Famous RCA studio saved
Wednesday, December 24, 2014
– The famous RCA Studio A was officially saved on Tuesday with the sale of the historic studio to a trio, including a longstanding record label executive.
The Music Row studio, where Elvis Presley, Waylon Jennings, Charley Pride, George Strait, Willie Nelson, Miranda Lambert and Tony Bennett recorded, was saved from developers by Mike Curb, who founded the label bearing his name, health care executive Chuck Elcan and preservationist Aubrey Preston. As Studio A Preservation Partners, they bought the building for $5.6 million from Bravo Development. Earlier this year, Preston signed a deal to buy the studio from Bravo and was joined late in the game by his partners. Bravo bought the property this summer for $4.1 million.
Curb previously played a key role in saving Nashville music landmarks RCA Studio B and the Quonset Hut recording studio.

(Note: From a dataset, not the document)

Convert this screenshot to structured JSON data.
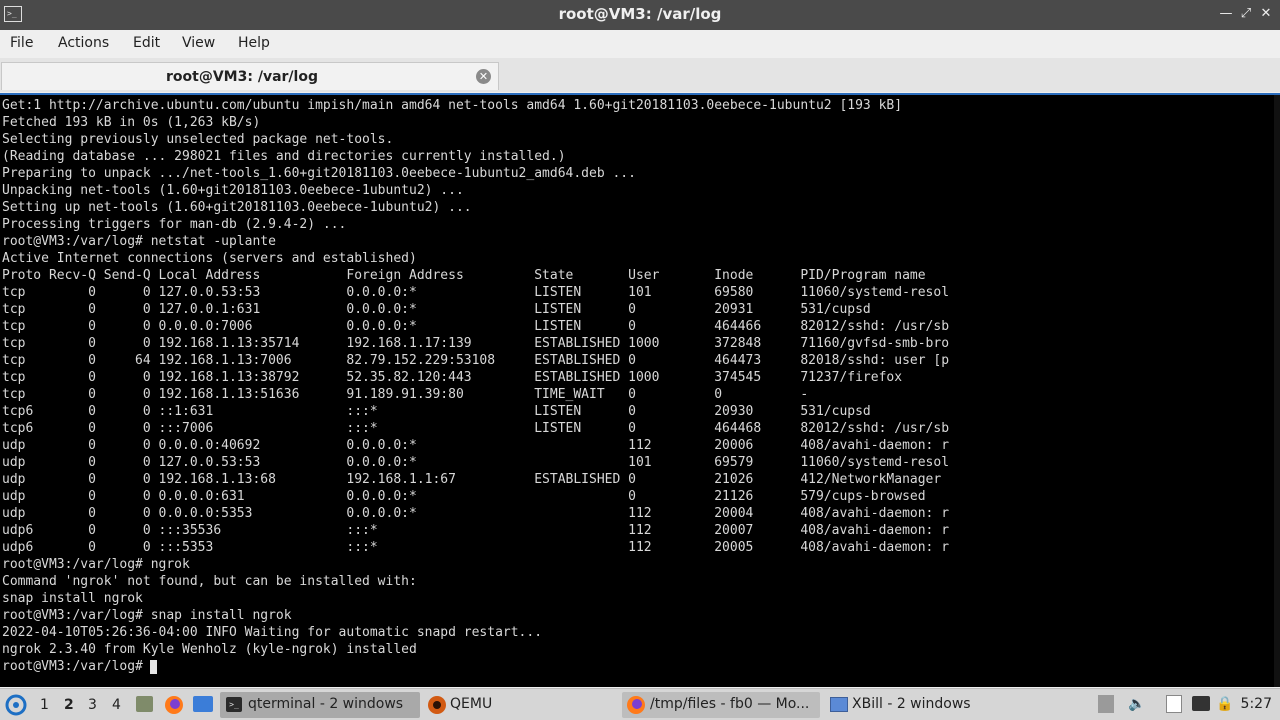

Musician Ben Folds, who has been operating the studio, will work with the new owners of the studio built 49 years ago by Chet Atkins, Owen Bradley and Harold Bradley.
"It's essential that we protect the infrastructure and heritage that anchors Nashville's creative economy, and Mike and Chuck are perfect partners for this project," Preston said in prepared remarks. "As a team, we're looking forward to working with the preservation community to ensure Studio A's long-term protection and share its incredible story."
Folds had pushed the effort as well to save the studio.
"Studio A is at center stage in Music Row's history, and I'm pleased to be able to help save it," Curb said in a story in The Tennessean. "The creative, entrepreneurial work that began nearly 50 years ago, when our industry's pioneers had the vision to create Studio A, now will continue on into the future."
Editorial: Walking the talk
When names like Hank Williams, Johnny Cash, Waylon and the Hag are invoked, you're talking hard core country. These are the touchstones of country , the guys who made country music what it was and still is (or maybe can be). When these folks would sing about being down-and-out and the rough-and-tumble, they knew of what they were singing about. Fast forward a few years to the country singers of today. »»»
Concert Review: Combs, Gill, Harris, Crow comprise one final musical platter
Vince Gill played host to an entertaining guitar pull, a show which also featured his longtime friend, Emmylou Harris, slightly newer friend Sheryl Crow and brand-new friend Luke Combs.
Gill joked from the outset that this All for the Hall fundraising show needed Combs to sell tickets, and by the audience's response, it was clear many came only to see Combs.... »»»
Concert Review: Stapleton shows his traditional roots
Chris Stapleton's All-American Road show feels like a singular mission to rid the genre of the bro country scourge that has plagued it for years. He came out with a blazing one-two punch of "Second One To Know" and "Without Your Love" and packed a stadium sized onslaught into a 9,000-seat arena. He never once veered from his... »»»
Follow Country Standard Time
Elsewhere in the news
Currently at the CST blogs
Eleven years ago, Kelly stepped away from music. She had just finished touring on 2007's exquisite "Translated From Love" and felt the angst of being a travelling musician with family at home. At that point, Willis and her husband, musician/producer Bruce Robison,... »»»
For a brief moment last summer, the news of Tony Kinman's death was, if not greatly exaggerated, then at least fortuitously premature. The roots rock icon, known for his work in The Dils, Rank and File, Blackbird and Cowboy Nation with his younger brother Chip, had been diagnosed with cancer in March 2018,... »»»
Until recently, Chris Shiflett took a somewhat obsessive/compulsive approach to his music career. For the past two decades, Shiflett has been the primary guitar foil for Dave Grohl in Foo Fighters; early in his tenure, Shiflett was so self-deprecatingly... »»»